Catfish offer some of the best shore fishing opportunities in the lake, especially at night and on warm summer evenings. 

Fish near bottom, and use natural baits like chicken livers, anchovies, night crawlers or sardines that appeal to catfish’s strong senses of taste and smell.

Get more bait and tackle tips in our simple catfish fishing techniques guide.

Planning Your Trip

Although Don Pedro Reservoir is a very popular destination, it doesn’t often get as crowded as many other California lakes.

It tends to be more popular among fishermen and nature lovers than the Jet-ski and cigarette-boat crowd.

A lot of that has to do with the lake’s location.

Don Pedro Reservoir is a stone’s throw from Yosemite National Park, and is fed by the cold waters of the Tuolumne River, which carries snow melt from Yosemite down into the lake every spring.

Most who come here come for the fishing, the scenery, or both, not to dip their toes into the chilly water.

During summer, the stiffest competition often comes from houseboaters.

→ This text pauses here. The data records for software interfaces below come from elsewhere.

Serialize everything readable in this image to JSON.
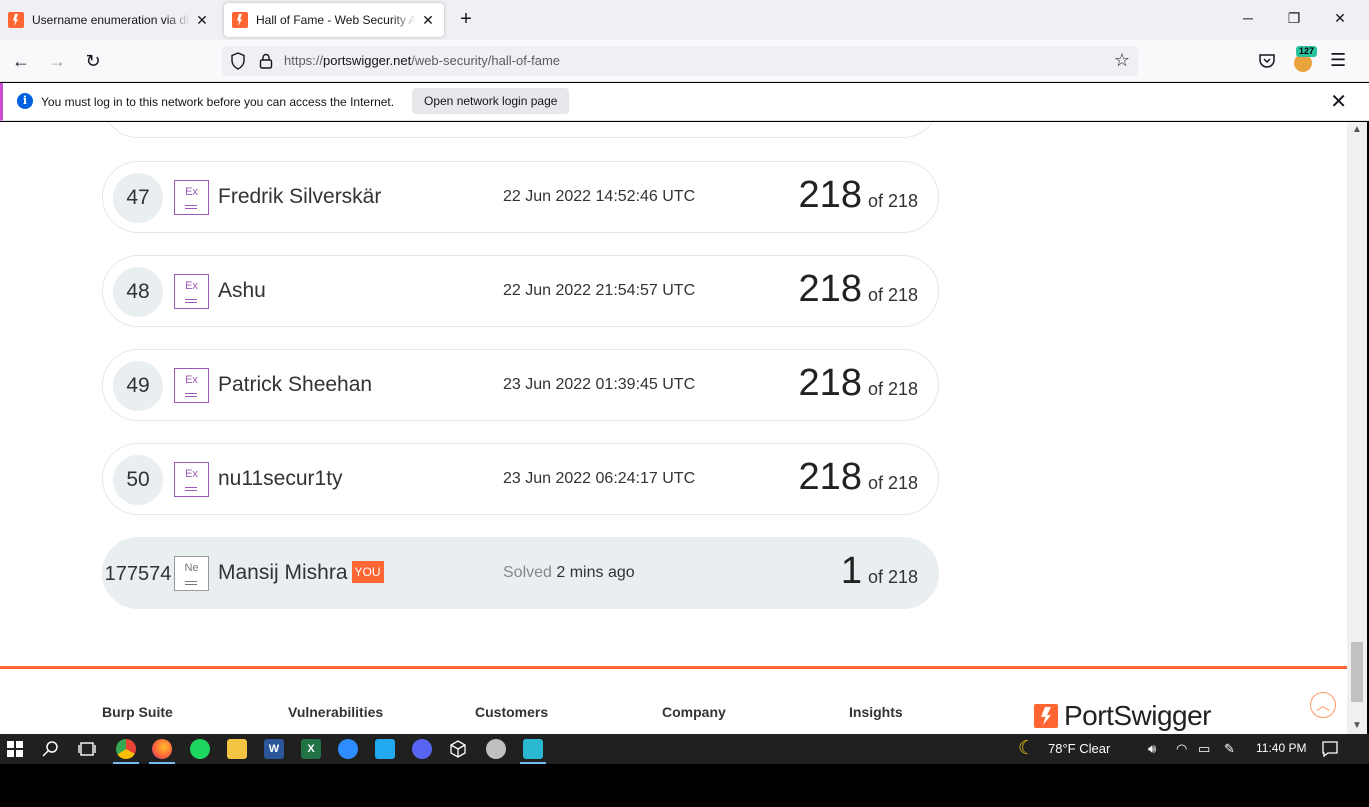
{
  "tabs": [
    {
      "title": "Username enumeration via diffe",
      "active": false
    },
    {
      "title": "Hall of Fame - Web Security Ac",
      "active": true
    }
  ],
  "nav": {
    "url_prefix": "https://",
    "url_host": "portswigger.net",
    "url_path": "/web-security/hall-of-fame",
    "extension_badge": "127"
  },
  "notification": {
    "message": "You must log in to this network before you can access the Internet.",
    "button": "Open network login page"
  },
  "leaderboard": [
    {
      "rank": "47",
      "avatar": "Ex",
      "name": "Fredrik Silverskär",
      "date": "22 Jun 2022 14:52:46 UTC",
      "solved": "218",
      "total": "of 218"
    },
    {
      "rank": "48",
      "avatar": "Ex",
      "name": "Ashu",
      "date": "22 Jun 2022 21:54:57 UTC",
      "solved": "218",
      "total": "of 218"
    },
    {
      "rank": "49",
      "avatar": "Ex",
      "name": "Patrick Sheehan",
      "date": "23 Jun 2022 01:39:45 UTC",
      "solved": "218",
      "total": "of 218"
    },
    {
      "rank": "50",
      "avatar": "Ex",
      "name": "nu11secur1ty",
      "date": "23 Jun 2022 06:24:17 UTC",
      "solved": "218",
      "total": "of 218"
    }
  ],
  "me": {
    "rank": "177574",
    "avatar": "Ne",
    "name": "Mansij Mishra",
    "you_badge": "YOU",
    "solved_label": "Solved",
    "solved_when": "2 mins ago",
    "solved": "1",
    "total": "of 218"
  },
  "footer": {
    "columns": [
      "Burp Suite",
      "Vulnerabilities",
      "Customers",
      "Company",
      "Insights"
    ],
    "brand": "PortSwigger"
  },
  "taskbar": {
    "weather": "78°F  Clear",
    "time": "11:40 PM"
  },
  "colors": {
    "accent": "#ff6633",
    "avatar_expert": "#9b59b6"
  }
}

During the peak summer months, there are often more than 200 houseboats on the lake at any given time.

But Don Pedro Reservoir is big enough that it seldom feels crowded. 

Getting to Don Pedro Reservoir

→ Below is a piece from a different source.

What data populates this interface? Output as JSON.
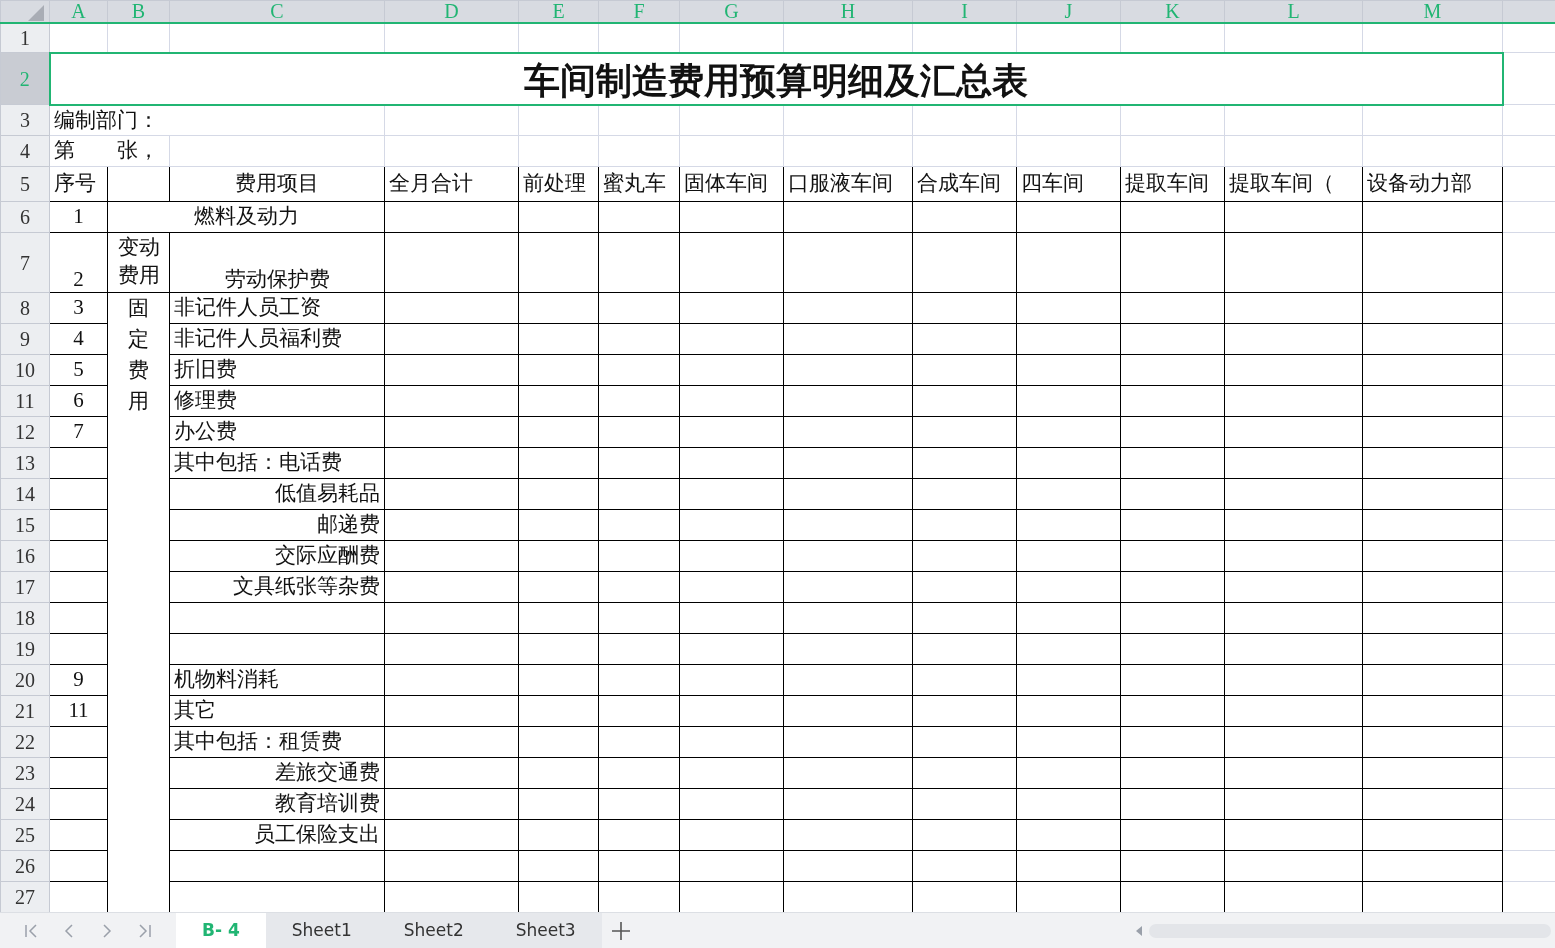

Don Pedro Reservoir is located about an hour or a little more east of Stockton and Modesto.

A variety of options for supplies, dining and overnight accommodations are available in nearby communities, including Moccasin and La Grange.

Bank and Boat Access

Don Pedro Reservoir is managed as part of Don Pedro Recreation Area, which surrounds the lake and includes several boat launch and fishing access sites, as well as campgrounds and day use areas.

Here are the spots to know:

Fleming Meadows

Located at the south end of the lake east of the dam, the Fleming Meadows Recreation Area offers boat launch facilities and a full-service marina, along with a day-use picnic area and shore fishing access.

Located at the south end of the lake east of the dam, the Fleming Meadows Recreation Area offers boat launch facilities and a full-service marina, along with a day-use picnic area and shore fishing access.

There is also a campground at Fleming Meadows with more than 250 campsites, ranging from rustic tent sites to full-hookup RV sites.

Blue Oaks

On the west side of the dam, the Blue Oaks Recreation Area offers an additional boat launch ramp and campground, with tent and RV sites as well as a fish cleaning station and hiking trails.

Moccasin Point

At the north end of the lake, the Moccasin Point Recreation Area is a great place to launch your boat for bass fishing in the Moccasin Creek Arm.

There is also a full-service marina, ample shore access, a fish cleaning station and a campground with tent and RV sites. Hiking trails lead from the campground to areas throughout the Moccasin Creek and Tuolumne River arms.

Additional Access

Most of the shoreline of Don Pedro Reservoir is undeveloped, and countless “unofficial” shore fishing access sites can be found by driving around the lake and exploring various pull-offs.

Backcountry camping along undeveloped parts of the lakeshore is also permitted.

Know Before You Go

Like many reservoirs in California, Don Pedro Reservoir is heavily influenced by rainfall and drought, which can drastically affect the water level.

Low water can make some boat launches inaccessible, so it’s always a good idea to check the lake level before planning your trip.

You can get up-to-date information on lake levels through the Modesto Irrigation District website.

The water level can affect the quality of the fishing as well, but often in more long-term ways.

Many bass fishermen actually prefer to fish Don Pedro Reservoir when it’s low, because bass are concentrated in a smaller area.

But if bass are unable to reach spawning sites due to low water, it can impact populations for years to come.